Quite often, as developers, we tend to use many frameworks and libraries as a black box, without really understanding what's going on under the hood. And that is okay, in fact is great we can effectively work with a library without worrying about how it works.
But though this concept of abstraction is important, understanding the basic concepts behind how a library/framework works is equally important.
The main responsible for reactivity is a static method in
This method was introduced by ES5, and allows us to add a new object property, or define a new one, the difference from a simple assignment is that you can define some more details about the property.
Object.defineProperty(obj, propertyName, descriptor) accepts three arguments:
obj, the object on which to define the property
propertyName, the name of the property to be defined or modified
descriptor, the descriptor for the property being defined or modified
propertyName should not require any further explanations, instead
There are two types of descriptors: data descriptors and accessor descriptor.
Data descriptors are meant to define regular properties, so beyond the property value, you can define three additional flags: which define which actions are allowed on a specific object property.
Accessor descriptor, are more interesting for our purpose. Such descriptor is defined by a getter/setter pair of functions, and supports the following flags: configurable and enumerable. Inside get/set the value of this is set to object through which the property is accessed.
💡 You can dive deeper on how descriptor flags affect the property on MDN.
You may asking how this
Object.defineProperty() might be useful for reactivity purpose, it's quite normal, with such simple example. So let me explain in words what is going on here:
- get, let you define a custom function to read a property, no big computation here... most of the times you'll simply return a property's value
- set, let you define a custom functions to set a property... when you land here, two things are given for sure: the property's value has been changed and you can run whatever you want.
The set definition should have hint you something...
Let's say we have a function, named renderFunction, which automatically retrieve the value of every needed property in order to render our templated HTML, then, every time a setter is accessed renderFunction is called again, and performs the update of our document.
That is the basic logic behind reactivity explained to a 5 years old kid.
Okay, let' see an overview about how Vue2 use all this to make things reactive.
Let's break the components of this diagram down.
- VirtualDOM, represents our document to be rendered, we don't need to understand how it works for the purpose
- Component Render Function, is the function responsible for update the VirtualDOM after every data changes
- Watcher, is a core element for the component reactivity. It records all component's dependencies (all the properties involved during rendering process)
- Data, is a property registered as dependency for the component, which has its own getter and setter (the ones we talked earlier)
Now let's see the flow of the above diagram.
- First render: if a data is accessed, its getter calls the component's watcher which register this data as a dependency. In this way every change on the property will run the code inside its setter function.

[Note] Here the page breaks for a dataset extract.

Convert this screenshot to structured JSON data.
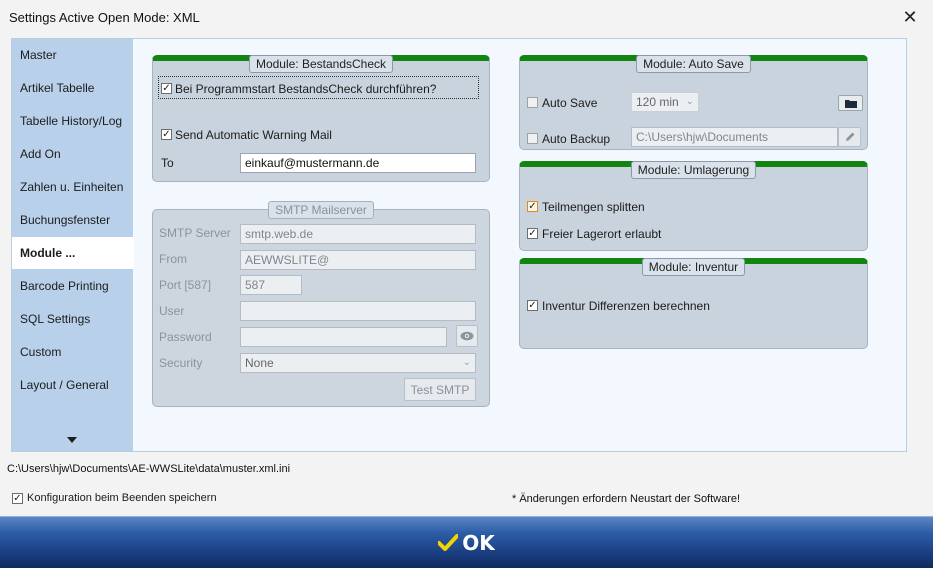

- The component render function perform the render of the document. A lot more complexity is hidden behind this statement, but it's not the purpose of the article, so a definition like that it's fine.
- A data is updated somewhere (no matters where), its setter notify all the watchers which include the data as dependency.
- Re-render is triggered by the watcher and performed by render function.
We have seen an overview of Vue2 reactivity system, its workflow, and how it takes advantage of the
Object.defineProperty() built-in method. Actually the same logic is behind a lot of modern libraries/frameworks, so take this article as a starting point to understand on your own how your favorite framework's reactivity works.
Some useful resources to dive deeper in this topic: